Fill in the numbers to make the sum of each row, column and diagonal equal to 34. For an extra challenge try the huge American Flag magic square.
Fill in the missing numbers so that adding each pair of corner numbers gives you the number between them (in the box).
Rocco ran in a 200 m race for his class. Use the information to find out how many runners there were in the race and what Rocco's finishing position was.
Try adding together the dates of all the days in one week. Now multiply the first date by 7 and add 21. Can you explain what happens?
Arrange eight of the numbers between 1 and 9 in the Polo Square below so that each side adds to the same total.
Start by putting one million (1 000 000) into the display of your calculator. Can you reduce this to 7 using just the 7 key and add, subtract, multiply, divide and equals as many times as you like?
This problem is based on a code using two different prime numbers less than 10. You'll need to multiply them together and shift the alphabet forwards by the result. Can you decipher the code?
Using 3 rods of integer lengths, none longer than 10 units and not using any rod more than once, you can measure all the lengths in whole units from 1 to 10 units. How many ways can you do this?
There is a clock-face where the numbers have become all mixed up. Can you find out where all the numbers have got to from these ten statements?
Is it possible to rearrange the numbers 1,2......12 around a clock face in such a way that every two numbers in adjacent positions differ by any of 3, 4 or 5 hours?
Use your logical-thinking skills to deduce how much Dan's crisps and ice-cream cost altogether.
Look carefully at the numbers. What do you notice? Can you make another square using the numbers 1 to 16, that displays the same properties?
Here are the prices for 1st and 2nd class mail within the UK. You have an unlimited number of each of these stamps. Which stamps would you need to post a parcel weighing 825g?
What is happening at each box in these machines?
There were chews for 2p, mini eggs for 3p, Chocko bars for 5p and lollypops for 7p in the sweet shop. What could each of the children buy with their money?

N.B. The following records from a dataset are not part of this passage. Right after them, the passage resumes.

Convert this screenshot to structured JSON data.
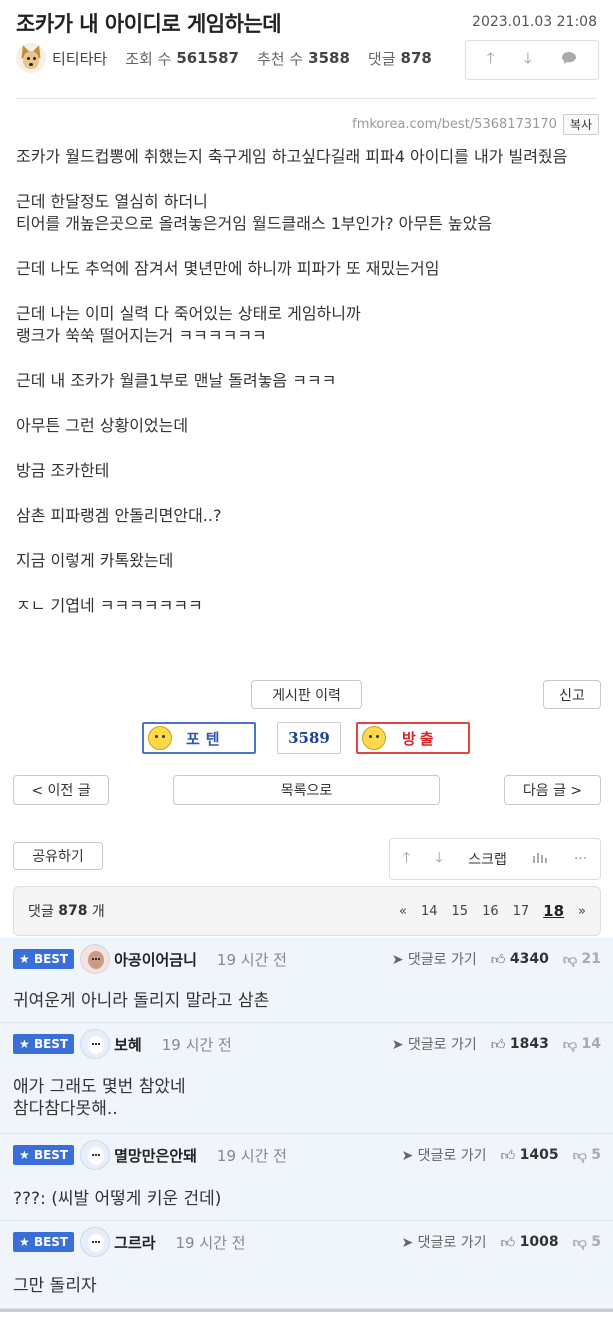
{
  "post": {
    "title": "조카가 내 아이디로 게임하는데",
    "date": "2023.01.03 21:08",
    "author": "티티타타",
    "views_label": "조회 수",
    "views": "561587",
    "recs_label": "추천 수",
    "recs": "3588",
    "comments_label": "댓글",
    "comments": "878",
    "url": "fmkorea.com/best/5368173170",
    "copy_label": "복사"
  },
  "body": [
    "조카가 월드컵뽕에 취했는지 축구게임 하고싶다길래 피파4 아이디를 내가 빌려줬음",
    "근데 한달정도 열심히 하더니\n티어를 개높은곳으로 올려놓은거임 월드클래스 1부인가? 아무튼 높았음",
    "근데 나도 추억에 잠겨서 몇년만에 하니까 피파가 또 재밌는거임",
    "근데 나는 이미 실력 다 죽어있는 상태로 게임하니까\n랭크가 쑥쑥 떨어지는거 ㅋㅋㅋㅋㅋㅋ",
    "근데 내 조카가 월클1부로 맨날 돌려놓음 ㅋㅋㅋ",
    "아무튼 그런 상황이었는데",
    "방금 조카한테",
    "삼촌 피파랭겜 안돌리면안대..?",
    "지금 이렇게 카톡왔는데",
    "ㅈㄴ 기엽네 ㅋㅋㅋㅋㅋㅋㅋ"
  ],
  "actions": {
    "history": "게시판 이력",
    "report": "신고",
    "poten": "포텐",
    "vote_count": "3589",
    "bangchul": "방출",
    "prev": "< 이전 글",
    "list": "목록으로",
    "next": "다음 글 >",
    "share": "공유하기",
    "scrap": "스크랩",
    "more": "···"
  },
  "comment_header": {
    "label": "댓글",
    "count": "878",
    "unit": "개",
    "first": "«",
    "pages": [
      "14",
      "15",
      "16",
      "17"
    ],
    "current": "18",
    "last": "»"
  },
  "comments": [
    {
      "badge": "BEST",
      "name": "아공이어금니",
      "time": "19 시간 전",
      "goto": "댓글로 가기",
      "likes": "4340",
      "dislikes": "21",
      "text": "귀여운게 아니라 돌리지 말라고 삼촌"
    },
    {
      "badge": "BEST",
      "name": "보혜",
      "time": "19 시간 전",
      "goto": "댓글로 가기",
      "likes": "1843",
      "dislikes": "14",
      "text": "애가 그래도 몇번 참았네\n참다참다못해.."
    },
    {
      "badge": "BEST",
      "name": "멸망만은안돼",
      "time": "19 시간 전",
      "goto": "댓글로 가기",
      "likes": "1405",
      "dislikes": "5",
      "text": "???: (씨발 어떻게 키운 건데)"
    },
    {
      "badge": "BEST",
      "name": "그르라",
      "time": "19 시간 전",
      "goto": "댓글로 가기",
      "likes": "1008",
      "dislikes": "5",
      "text": "그만 돌리자"
    }
  ],
  "colors": {
    "best_badge": "#3a6fd8",
    "comment_bg": "#f0f4fb",
    "poten": "#4a74c9",
    "bangchul": "#dd4444"
  }
}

Winifred Wytsh bought a box each of jelly babies, milk jelly bears, yellow jelly bees and jelly belly beans. In how many different ways could she make a jolly jelly feast with 32 legs?